BEGIN Material supplied
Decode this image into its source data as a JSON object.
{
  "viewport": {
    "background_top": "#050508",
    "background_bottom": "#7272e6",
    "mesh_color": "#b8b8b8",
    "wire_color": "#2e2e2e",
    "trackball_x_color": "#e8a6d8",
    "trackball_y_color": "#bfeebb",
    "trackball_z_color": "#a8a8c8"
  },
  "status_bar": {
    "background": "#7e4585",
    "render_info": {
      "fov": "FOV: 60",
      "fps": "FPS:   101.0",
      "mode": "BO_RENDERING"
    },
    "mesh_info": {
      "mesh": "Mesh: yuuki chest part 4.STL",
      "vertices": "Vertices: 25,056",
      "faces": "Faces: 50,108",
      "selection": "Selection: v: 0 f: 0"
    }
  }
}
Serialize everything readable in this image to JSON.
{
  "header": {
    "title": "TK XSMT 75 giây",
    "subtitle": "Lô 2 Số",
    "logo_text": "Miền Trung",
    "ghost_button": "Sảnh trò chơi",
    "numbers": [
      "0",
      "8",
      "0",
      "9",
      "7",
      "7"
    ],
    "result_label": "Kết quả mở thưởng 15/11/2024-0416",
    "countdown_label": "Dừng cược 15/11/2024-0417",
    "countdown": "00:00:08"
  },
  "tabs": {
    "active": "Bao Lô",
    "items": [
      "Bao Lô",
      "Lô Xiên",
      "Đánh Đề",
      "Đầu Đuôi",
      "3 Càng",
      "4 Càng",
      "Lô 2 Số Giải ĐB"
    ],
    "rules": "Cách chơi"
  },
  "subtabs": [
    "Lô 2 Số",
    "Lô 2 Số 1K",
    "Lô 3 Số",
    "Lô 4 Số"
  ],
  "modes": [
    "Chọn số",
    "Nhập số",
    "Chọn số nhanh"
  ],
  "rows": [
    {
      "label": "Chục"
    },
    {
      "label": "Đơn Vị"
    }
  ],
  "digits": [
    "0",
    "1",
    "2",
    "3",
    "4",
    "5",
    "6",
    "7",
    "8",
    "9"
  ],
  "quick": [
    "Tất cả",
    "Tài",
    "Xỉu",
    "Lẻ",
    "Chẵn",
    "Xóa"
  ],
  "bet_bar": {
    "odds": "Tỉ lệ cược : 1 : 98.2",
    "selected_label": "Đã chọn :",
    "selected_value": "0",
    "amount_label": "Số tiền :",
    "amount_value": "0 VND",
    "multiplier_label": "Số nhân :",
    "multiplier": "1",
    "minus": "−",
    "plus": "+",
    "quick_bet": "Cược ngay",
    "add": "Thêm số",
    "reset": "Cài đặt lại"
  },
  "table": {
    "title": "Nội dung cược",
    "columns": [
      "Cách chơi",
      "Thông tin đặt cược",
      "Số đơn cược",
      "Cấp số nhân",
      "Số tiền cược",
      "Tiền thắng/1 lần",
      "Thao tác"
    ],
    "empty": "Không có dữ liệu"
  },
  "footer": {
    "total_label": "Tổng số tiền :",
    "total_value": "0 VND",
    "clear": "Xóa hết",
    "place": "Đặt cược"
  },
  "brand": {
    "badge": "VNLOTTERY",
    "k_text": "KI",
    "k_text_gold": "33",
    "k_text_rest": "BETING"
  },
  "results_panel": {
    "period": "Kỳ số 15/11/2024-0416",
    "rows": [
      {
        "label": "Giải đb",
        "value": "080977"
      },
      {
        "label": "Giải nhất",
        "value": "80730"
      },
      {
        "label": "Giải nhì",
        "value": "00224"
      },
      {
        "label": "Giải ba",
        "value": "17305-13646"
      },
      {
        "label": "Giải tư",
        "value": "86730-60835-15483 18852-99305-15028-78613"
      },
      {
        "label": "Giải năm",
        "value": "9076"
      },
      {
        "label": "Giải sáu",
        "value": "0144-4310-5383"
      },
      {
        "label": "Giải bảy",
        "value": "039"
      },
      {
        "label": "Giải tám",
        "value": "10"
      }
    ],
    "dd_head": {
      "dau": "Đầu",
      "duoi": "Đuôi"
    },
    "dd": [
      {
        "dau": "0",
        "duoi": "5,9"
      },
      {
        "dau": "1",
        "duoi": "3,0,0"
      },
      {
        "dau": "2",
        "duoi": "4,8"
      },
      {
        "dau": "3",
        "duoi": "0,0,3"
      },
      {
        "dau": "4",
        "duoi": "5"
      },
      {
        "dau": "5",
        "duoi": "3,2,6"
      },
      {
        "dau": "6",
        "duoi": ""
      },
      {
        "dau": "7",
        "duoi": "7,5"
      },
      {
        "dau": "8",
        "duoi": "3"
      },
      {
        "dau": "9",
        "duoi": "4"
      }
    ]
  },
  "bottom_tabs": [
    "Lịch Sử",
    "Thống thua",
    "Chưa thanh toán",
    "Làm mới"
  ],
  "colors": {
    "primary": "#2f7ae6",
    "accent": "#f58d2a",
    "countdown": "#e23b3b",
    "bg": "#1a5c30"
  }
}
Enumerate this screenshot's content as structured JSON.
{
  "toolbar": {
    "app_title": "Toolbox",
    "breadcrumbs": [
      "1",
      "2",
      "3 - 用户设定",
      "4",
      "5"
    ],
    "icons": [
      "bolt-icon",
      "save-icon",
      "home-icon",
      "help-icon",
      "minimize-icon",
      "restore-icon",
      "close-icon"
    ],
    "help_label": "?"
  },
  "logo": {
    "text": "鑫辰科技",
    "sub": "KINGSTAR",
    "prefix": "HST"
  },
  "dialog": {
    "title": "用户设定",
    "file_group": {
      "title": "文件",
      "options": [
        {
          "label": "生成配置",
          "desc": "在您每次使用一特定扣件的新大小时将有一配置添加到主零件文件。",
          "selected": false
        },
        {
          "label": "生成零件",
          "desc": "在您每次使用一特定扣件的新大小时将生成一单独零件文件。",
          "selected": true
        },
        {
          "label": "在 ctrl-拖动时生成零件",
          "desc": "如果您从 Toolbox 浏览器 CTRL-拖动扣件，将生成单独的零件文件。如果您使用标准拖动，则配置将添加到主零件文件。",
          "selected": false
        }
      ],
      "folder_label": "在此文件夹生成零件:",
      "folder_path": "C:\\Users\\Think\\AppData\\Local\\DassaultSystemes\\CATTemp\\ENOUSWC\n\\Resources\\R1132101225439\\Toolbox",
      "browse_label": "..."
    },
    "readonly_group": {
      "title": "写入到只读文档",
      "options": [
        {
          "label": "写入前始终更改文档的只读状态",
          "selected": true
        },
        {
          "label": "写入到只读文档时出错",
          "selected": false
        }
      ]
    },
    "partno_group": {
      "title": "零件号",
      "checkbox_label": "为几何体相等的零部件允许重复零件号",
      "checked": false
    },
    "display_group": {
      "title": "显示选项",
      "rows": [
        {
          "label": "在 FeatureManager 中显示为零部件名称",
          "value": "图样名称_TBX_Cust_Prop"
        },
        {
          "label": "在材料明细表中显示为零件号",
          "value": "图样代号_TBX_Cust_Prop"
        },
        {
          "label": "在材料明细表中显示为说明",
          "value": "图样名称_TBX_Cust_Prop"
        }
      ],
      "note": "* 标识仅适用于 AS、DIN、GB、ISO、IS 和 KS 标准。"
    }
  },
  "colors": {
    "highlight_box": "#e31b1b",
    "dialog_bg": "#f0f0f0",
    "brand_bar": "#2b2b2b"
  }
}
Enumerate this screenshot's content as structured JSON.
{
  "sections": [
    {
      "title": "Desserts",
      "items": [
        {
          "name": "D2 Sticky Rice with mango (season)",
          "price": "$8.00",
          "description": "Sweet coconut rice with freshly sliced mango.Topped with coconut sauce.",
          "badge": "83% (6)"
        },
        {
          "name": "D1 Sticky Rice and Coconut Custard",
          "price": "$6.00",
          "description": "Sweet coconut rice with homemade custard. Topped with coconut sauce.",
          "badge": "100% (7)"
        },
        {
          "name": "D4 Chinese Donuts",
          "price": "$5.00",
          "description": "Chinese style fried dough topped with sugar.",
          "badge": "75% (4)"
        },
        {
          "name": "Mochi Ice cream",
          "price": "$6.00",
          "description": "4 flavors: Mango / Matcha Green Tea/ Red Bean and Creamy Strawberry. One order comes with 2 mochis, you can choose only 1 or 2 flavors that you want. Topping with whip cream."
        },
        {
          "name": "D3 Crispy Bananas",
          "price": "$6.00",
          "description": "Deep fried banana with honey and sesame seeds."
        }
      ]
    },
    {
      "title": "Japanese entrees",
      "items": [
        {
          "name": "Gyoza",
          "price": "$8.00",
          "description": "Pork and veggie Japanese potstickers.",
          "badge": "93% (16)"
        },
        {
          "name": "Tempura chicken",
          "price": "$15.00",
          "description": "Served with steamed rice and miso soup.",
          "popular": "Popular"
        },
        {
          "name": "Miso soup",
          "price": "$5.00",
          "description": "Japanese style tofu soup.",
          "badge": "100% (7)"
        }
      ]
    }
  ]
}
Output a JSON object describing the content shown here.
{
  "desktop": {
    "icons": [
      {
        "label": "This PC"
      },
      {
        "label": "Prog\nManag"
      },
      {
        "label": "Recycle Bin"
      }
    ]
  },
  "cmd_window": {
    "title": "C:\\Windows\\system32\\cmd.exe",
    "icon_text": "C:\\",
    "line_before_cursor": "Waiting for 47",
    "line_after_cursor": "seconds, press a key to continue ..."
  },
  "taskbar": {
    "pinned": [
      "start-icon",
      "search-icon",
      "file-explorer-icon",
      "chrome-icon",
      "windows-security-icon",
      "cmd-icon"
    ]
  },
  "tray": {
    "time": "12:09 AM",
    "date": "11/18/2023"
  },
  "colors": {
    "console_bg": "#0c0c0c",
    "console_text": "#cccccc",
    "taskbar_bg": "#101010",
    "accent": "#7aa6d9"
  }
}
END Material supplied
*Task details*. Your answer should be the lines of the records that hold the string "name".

*Completed task*.
          "name": "D2 Sticky Rice with mango (season)",
          "name": "D1 Sticky Rice and Coconut Custard",
          "name": "D4 Chinese Donuts",
          "name": "Mochi Ice cream",
          "name": "D3 Crispy Bananas",
          "name": "Gyoza",
          "name": "Tempura chicken",
          "name": "Miso soup",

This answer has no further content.